YOUR INSTRUCTIONS:
The lines below may contain the word "this". Please count those that do and give the number alone.

-- INFORMATION SUPPLIED follows --

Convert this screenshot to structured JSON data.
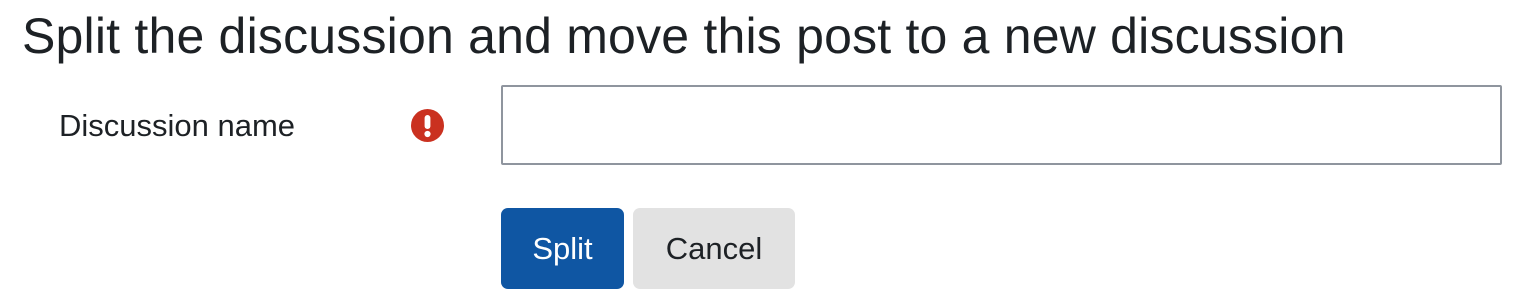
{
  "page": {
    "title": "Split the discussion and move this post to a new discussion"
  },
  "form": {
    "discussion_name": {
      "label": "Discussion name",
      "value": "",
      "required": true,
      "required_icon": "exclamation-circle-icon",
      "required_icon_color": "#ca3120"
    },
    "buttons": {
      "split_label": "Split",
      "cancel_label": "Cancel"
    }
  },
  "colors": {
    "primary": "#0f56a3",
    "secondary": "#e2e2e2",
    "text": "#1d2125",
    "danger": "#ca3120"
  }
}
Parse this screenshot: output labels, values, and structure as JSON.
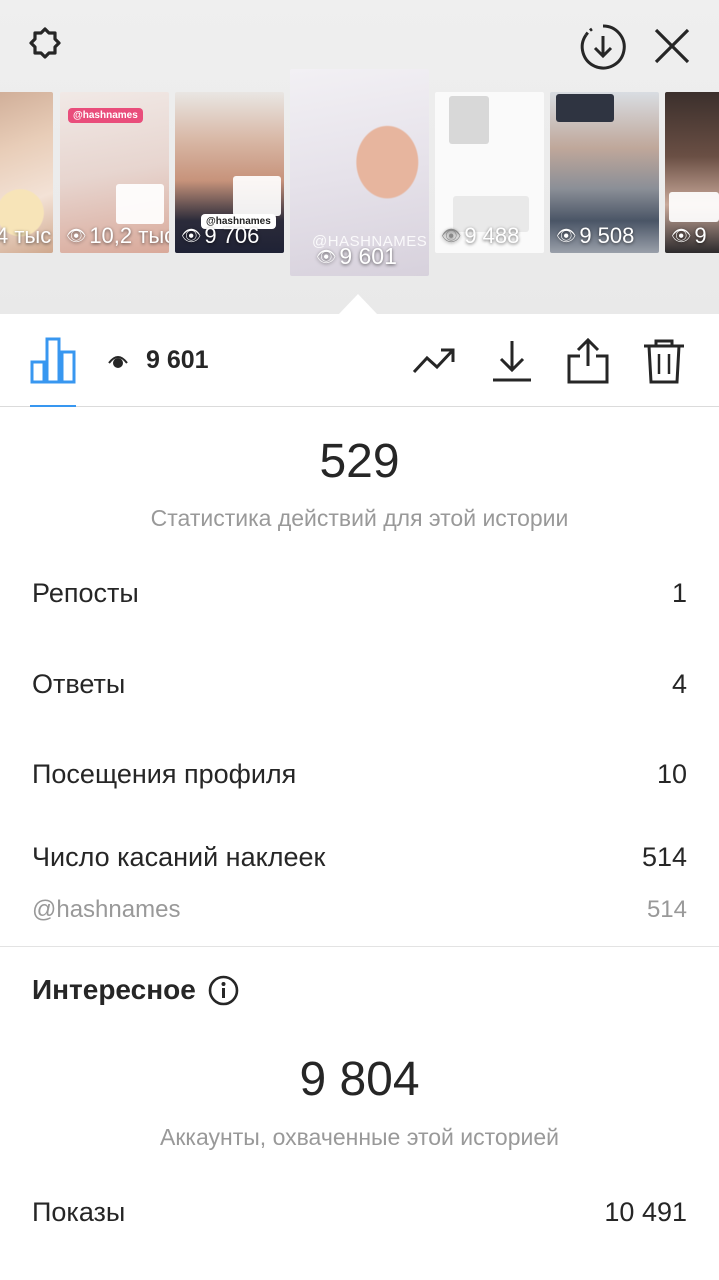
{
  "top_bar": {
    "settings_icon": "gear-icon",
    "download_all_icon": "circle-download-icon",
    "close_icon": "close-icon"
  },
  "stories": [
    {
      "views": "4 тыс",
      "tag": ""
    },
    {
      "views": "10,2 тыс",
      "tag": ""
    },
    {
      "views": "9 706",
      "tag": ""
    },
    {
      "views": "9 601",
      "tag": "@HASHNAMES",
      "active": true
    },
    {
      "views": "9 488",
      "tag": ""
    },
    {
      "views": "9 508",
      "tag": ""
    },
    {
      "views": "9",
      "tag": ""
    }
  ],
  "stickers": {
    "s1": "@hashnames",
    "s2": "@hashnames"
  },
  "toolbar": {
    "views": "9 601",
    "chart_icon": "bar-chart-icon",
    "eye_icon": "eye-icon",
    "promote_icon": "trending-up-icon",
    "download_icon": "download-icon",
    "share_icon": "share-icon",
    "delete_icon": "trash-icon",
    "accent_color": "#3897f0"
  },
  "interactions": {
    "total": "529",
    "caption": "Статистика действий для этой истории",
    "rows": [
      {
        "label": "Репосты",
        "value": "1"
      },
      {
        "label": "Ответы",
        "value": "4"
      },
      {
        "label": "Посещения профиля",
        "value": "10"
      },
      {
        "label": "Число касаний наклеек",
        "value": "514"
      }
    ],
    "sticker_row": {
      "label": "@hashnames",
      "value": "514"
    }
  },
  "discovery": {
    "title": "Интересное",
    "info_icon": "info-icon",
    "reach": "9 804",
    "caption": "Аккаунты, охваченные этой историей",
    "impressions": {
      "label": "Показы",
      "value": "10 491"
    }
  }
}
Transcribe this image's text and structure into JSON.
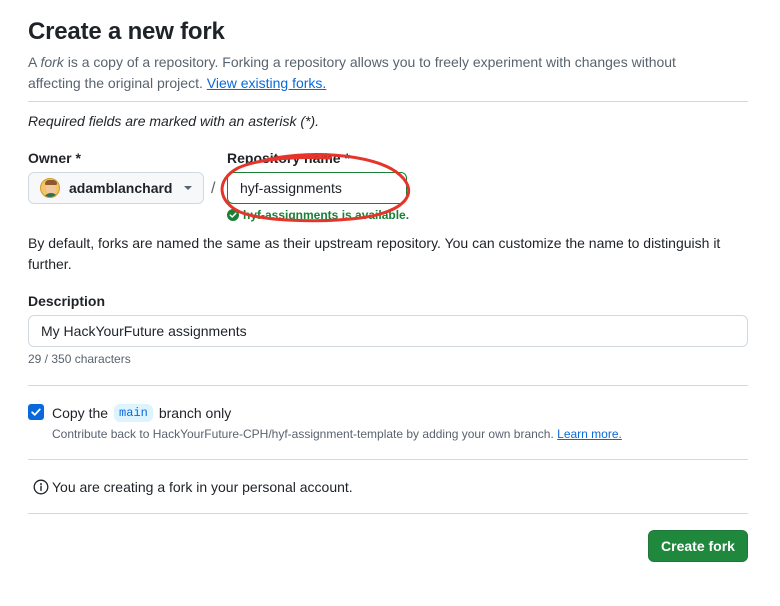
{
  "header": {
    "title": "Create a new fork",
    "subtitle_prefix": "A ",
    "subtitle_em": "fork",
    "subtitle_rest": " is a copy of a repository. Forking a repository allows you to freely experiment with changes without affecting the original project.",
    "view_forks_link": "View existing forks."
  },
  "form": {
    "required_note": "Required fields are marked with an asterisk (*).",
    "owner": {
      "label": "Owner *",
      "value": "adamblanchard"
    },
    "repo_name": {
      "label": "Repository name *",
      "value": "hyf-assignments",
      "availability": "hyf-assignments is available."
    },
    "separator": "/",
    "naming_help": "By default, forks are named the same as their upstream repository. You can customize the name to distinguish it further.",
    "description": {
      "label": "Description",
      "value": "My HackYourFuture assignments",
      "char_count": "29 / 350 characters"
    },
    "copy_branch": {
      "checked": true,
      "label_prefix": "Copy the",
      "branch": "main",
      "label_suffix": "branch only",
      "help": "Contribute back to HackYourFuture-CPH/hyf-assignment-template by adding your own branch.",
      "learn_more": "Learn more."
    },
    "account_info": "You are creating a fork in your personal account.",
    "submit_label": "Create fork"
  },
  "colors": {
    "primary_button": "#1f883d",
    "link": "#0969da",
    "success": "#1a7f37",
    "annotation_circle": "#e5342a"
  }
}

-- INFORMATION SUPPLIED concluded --

ANSWER BOX:
4